Extracted data entries
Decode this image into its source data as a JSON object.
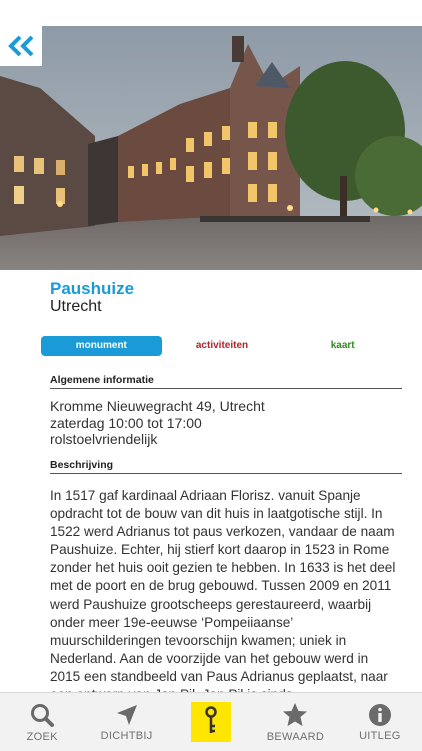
{
  "monument": {
    "title": "Paushuize",
    "city": "Utrecht"
  },
  "tabs": [
    {
      "label": "monument",
      "active": true,
      "color": "#1a9bd7"
    },
    {
      "label": "activiteiten",
      "active": false,
      "color": "#b0252a"
    },
    {
      "label": "kaart",
      "active": false,
      "color": "#2e8b22"
    }
  ],
  "general": {
    "heading": "Algemene informatie",
    "address": "Kromme Nieuwegracht 49, Utrecht",
    "hours": "zaterdag 10:00 tot 17:00",
    "accessibility": "rolstoelvriendelijk"
  },
  "description": {
    "heading": "Beschrijving",
    "text": "In 1517 gaf kardinaal Adriaan Florisz. vanuit Spanje opdracht tot de bouw van dit huis in laatgotische stijl. In 1522 werd Adrianus tot paus verkozen, vandaar de naam Paushuize. Echter, hij stierf kort daarop in 1523 in Rome zonder het huis ooit gezien te hebben. In 1633 is het deel met de poort en de brug gebouwd. Tussen 2009 en 2011 werd Paushuize grootscheeps gerestaureerd, waarbij onder meer 19e-eeuwse ‘Pompeiiaanse’ muurschilderingen tevoorschijn kwamen; uniek in Nederland. Aan de voorzijde van het gebouw werd in 2015 een standbeeld van Paus Adrianus geplaatst, naar een ontwerp van Jan Pil. Jan Pil is sinds ...  "
  },
  "tabbar": [
    {
      "label": "ZOEK",
      "icon": "search-icon"
    },
    {
      "label": "DICHTBIJ",
      "icon": "location-arrow-icon"
    },
    {
      "label": "",
      "icon": "key-icon",
      "active": true
    },
    {
      "label": "BEWAARD",
      "icon": "star-icon"
    },
    {
      "label": "UITLEG",
      "icon": "info-icon"
    }
  ],
  "colors": {
    "accent": "#1a9bd7",
    "activities": "#b0252a",
    "map": "#2e8b22",
    "key_highlight": "#ffe600"
  }
}
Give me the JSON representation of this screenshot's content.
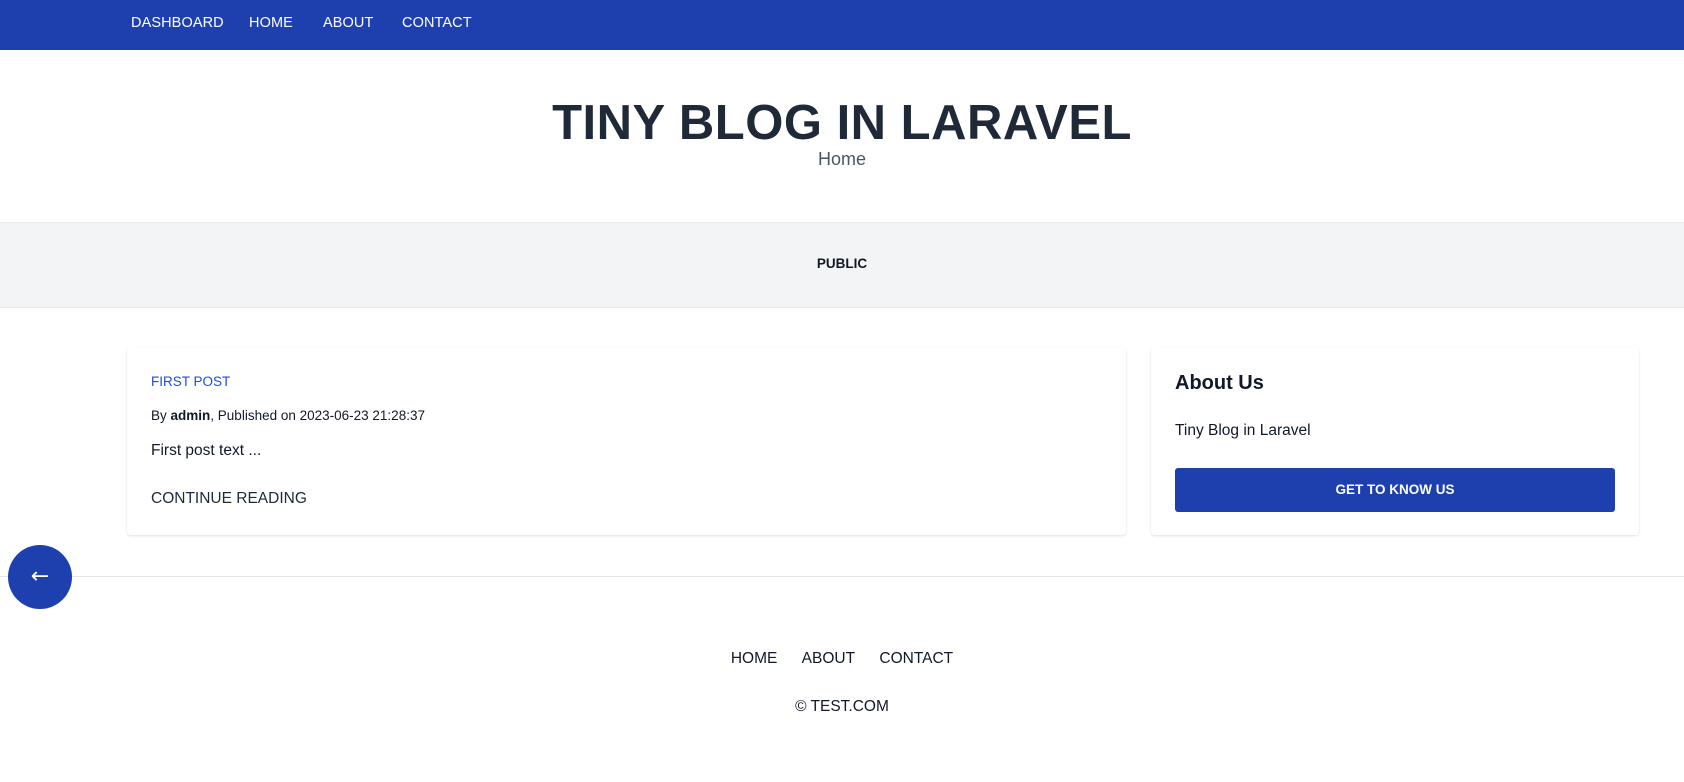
{
  "topnav": {
    "items": [
      "DASHBOARD",
      "HOME",
      "ABOUT",
      "CONTACT"
    ]
  },
  "header": {
    "title": "TINY BLOG IN LARAVEL",
    "subtitle": "Home"
  },
  "category_bar": {
    "label": "PUBLIC"
  },
  "post": {
    "category": "FIRST POST",
    "by_label": "By",
    "author": "admin",
    "published_label": ", Published on 2023-06-23 21:28:37",
    "excerpt": "First post text ...",
    "continue_label": "CONTINUE READING"
  },
  "about": {
    "heading": "About Us",
    "text": "Tiny Blog in Laravel",
    "button_label": "GET TO KNOW US"
  },
  "back_button": {
    "glyph": "←",
    "icon": "arrow-left-icon"
  },
  "footer": {
    "items": [
      "HOME",
      "ABOUT",
      "CONTACT"
    ],
    "copyright": "© TEST.COM"
  },
  "colors": {
    "primary": "#1e40af",
    "link": "#1d4ed8",
    "category_bg": "#f3f4f6"
  }
}
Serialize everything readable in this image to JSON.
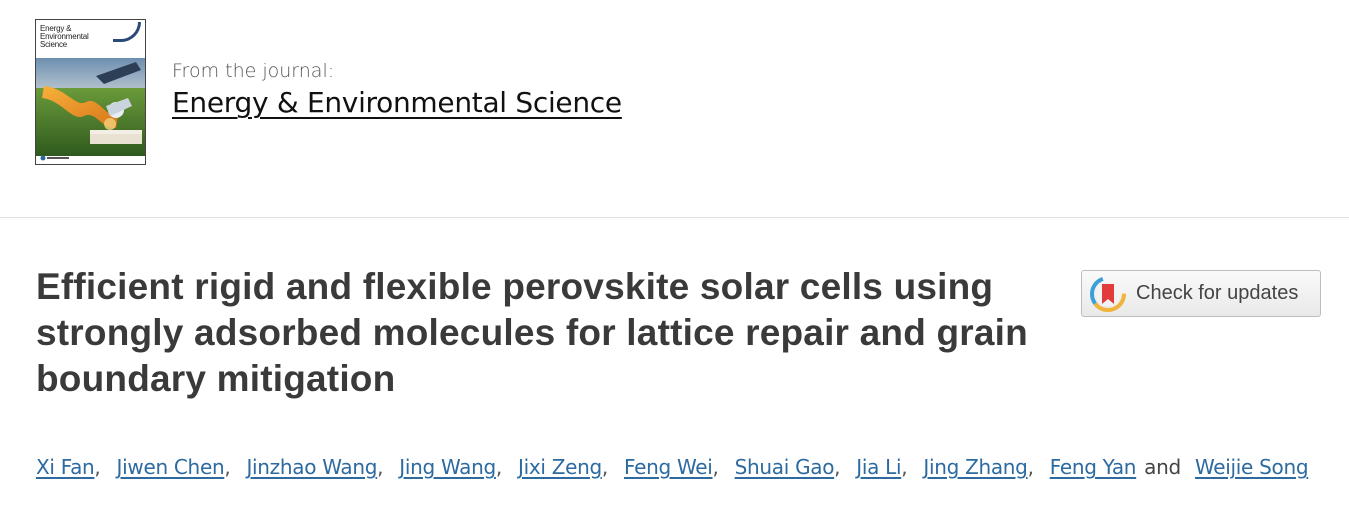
{
  "journal": {
    "from_label": "From the journal:",
    "name": "Energy & Environmental Science",
    "cover_title": "Energy & Environmental Science"
  },
  "article": {
    "title": "Efficient rigid and flexible perovskite solar cells using strongly adsorbed molecules for lattice repair and grain boundary mitigation"
  },
  "check_for_updates": {
    "label": "Check for updates"
  },
  "authors": {
    "list": [
      "Xi Fan",
      "Jiwen Chen",
      "Jinzhao Wang",
      "Jing Wang",
      "Jixi Zeng",
      "Feng Wei",
      "Shuai Gao",
      "Jia Li",
      "Jing Zhang",
      "Feng Yan",
      "Weijie Song"
    ],
    "and_label": "and",
    "separator": ","
  },
  "colors": {
    "link": "#2c6aa0",
    "title": "#3a3a3a"
  }
}
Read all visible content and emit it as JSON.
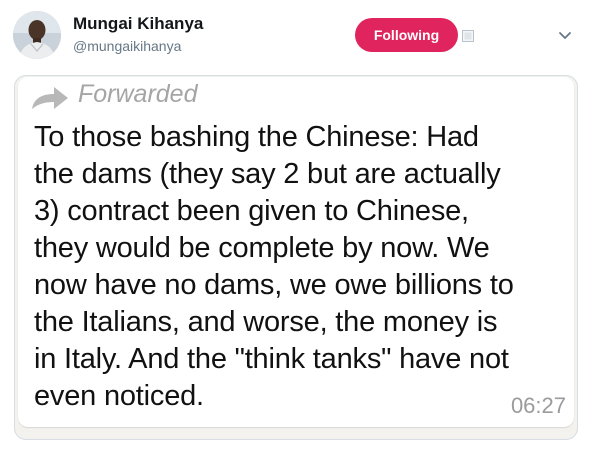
{
  "user": {
    "display_name": "Mungai Kihanya",
    "handle": "@mungaikihanya",
    "avatar_icon": "profile-photo"
  },
  "actions": {
    "follow_label": "Following",
    "follow_color": "#e0245e",
    "menu_icon": "chevron-down-icon"
  },
  "media": {
    "forwarded_label": "Forwarded",
    "message_text": "To those bashing the Chinese: Had\nthe dams (they say 2 but are actually\n3) contract been given to Chinese,\nthey would be complete by now. We\nnow have no dams, we owe billions to\nthe Italians, and worse, the money is\nin Italy. And the \"think tanks\" have not\neven noticed.",
    "time": "06:27"
  }
}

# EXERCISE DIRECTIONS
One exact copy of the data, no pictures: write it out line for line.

# TASK OUTPUT
Decode this image into its source data as a JSON object.
{
  "monument": {
    "title": "Paushuize",
    "city": "Utrecht"
  },
  "tabs": [
    {
      "label": "monument",
      "active": true,
      "color": "#1a9bd7"
    },
    {
      "label": "activiteiten",
      "active": false,
      "color": "#b0252a"
    },
    {
      "label": "kaart",
      "active": false,
      "color": "#2e8b22"
    }
  ],
  "general": {
    "heading": "Algemene informatie",
    "address": "Kromme Nieuwegracht 49, Utrecht",
    "hours": "zaterdag 10:00 tot 17:00",
    "accessibility": "rolstoelvriendelijk"
  },
  "description": {
    "heading": "Beschrijving",
    "text": "In 1517 gaf kardinaal Adriaan Florisz. vanuit Spanje opdracht tot de bouw van dit huis in laatgotische stijl. In 1522 werd Adrianus tot paus verkozen, vandaar de naam Paushuize. Echter, hij stierf kort daarop in 1523 in Rome zonder het huis ooit gezien te hebben. In 1633 is het deel met de poort en de brug gebouwd. Tussen 2009 en 2011 werd Paushuize grootscheeps gerestaureerd, waarbij onder meer 19e-eeuwse ‘Pompeiiaanse’ muurschilderingen tevoorschijn kwamen; uniek in Nederland. Aan de voorzijde van het gebouw werd in 2015 een standbeeld van Paus Adrianus geplaatst, naar een ontwerp van Jan Pil. Jan Pil is sinds ...  "
  },
  "tabbar": [
    {
      "label": "ZOEK",
      "icon": "search-icon"
    },
    {
      "label": "DICHTBIJ",
      "icon": "location-arrow-icon"
    },
    {
      "label": "",
      "icon": "key-icon",
      "active": true
    },
    {
      "label": "BEWAARD",
      "icon": "star-icon"
    },
    {
      "label": "UITLEG",
      "icon": "info-icon"
    }
  ],
  "colors": {
    "accent": "#1a9bd7",
    "activities": "#b0252a",
    "map": "#2e8b22",
    "key_highlight": "#ffe600"
  }
}
Give me the JSON representation of this screenshot's content.
{
  "topnav": {
    "items": [
      "DASHBOARD",
      "HOME",
      "ABOUT",
      "CONTACT"
    ]
  },
  "header": {
    "title": "TINY BLOG IN LARAVEL",
    "subtitle": "Home"
  },
  "category_bar": {
    "label": "PUBLIC"
  },
  "post": {
    "category": "FIRST POST",
    "by_label": "By",
    "author": "admin",
    "published_label": ", Published on 2023-06-23 21:28:37",
    "excerpt": "First post text ...",
    "continue_label": "CONTINUE READING"
  },
  "about": {
    "heading": "About Us",
    "text": "Tiny Blog in Laravel",
    "button_label": "GET TO KNOW US"
  },
  "back_button": {
    "glyph": "←",
    "icon": "arrow-left-icon"
  },
  "footer": {
    "items": [
      "HOME",
      "ABOUT",
      "CONTACT"
    ],
    "copyright": "© TEST.COM"
  },
  "colors": {
    "primary": "#1e40af",
    "link": "#1d4ed8",
    "category_bg": "#f3f4f6"
  }
}
Serialize everything readable in this image to JSON.
{
  "journal": {
    "from_label": "From the journal:",
    "name": "Energy & Environmental Science",
    "cover_title": "Energy & Environmental Science"
  },
  "article": {
    "title": "Efficient rigid and flexible perovskite solar cells using strongly adsorbed molecules for lattice repair and grain boundary mitigation"
  },
  "check_for_updates": {
    "label": "Check for updates"
  },
  "authors": {
    "list": [
      "Xi Fan",
      "Jiwen Chen",
      "Jinzhao Wang",
      "Jing Wang",
      "Jixi Zeng",
      "Feng Wei",
      "Shuai Gao",
      "Jia Li",
      "Jing Zhang",
      "Feng Yan",
      "Weijie Song"
    ],
    "and_label": "and",
    "separator": ","
  },
  "colors": {
    "link": "#2c6aa0",
    "title": "#3a3a3a"
  }
}
Read all visible content and emit it as JSON.
{
  "user": {
    "display_name": "Mungai Kihanya",
    "handle": "@mungaikihanya",
    "avatar_icon": "profile-photo"
  },
  "actions": {
    "follow_label": "Following",
    "follow_color": "#e0245e",
    "menu_icon": "chevron-down-icon"
  },
  "media": {
    "forwarded_label": "Forwarded",
    "message_text": "To those bashing the Chinese: Had\nthe dams (they say 2 but are actually\n3) contract been given to Chinese,\nthey would be complete by now. We\nnow have no dams, we owe billions to\nthe Italians, and worse, the money is\nin Italy. And the \"think tanks\" have not\neven noticed.",
    "time": "06:27"
  }
}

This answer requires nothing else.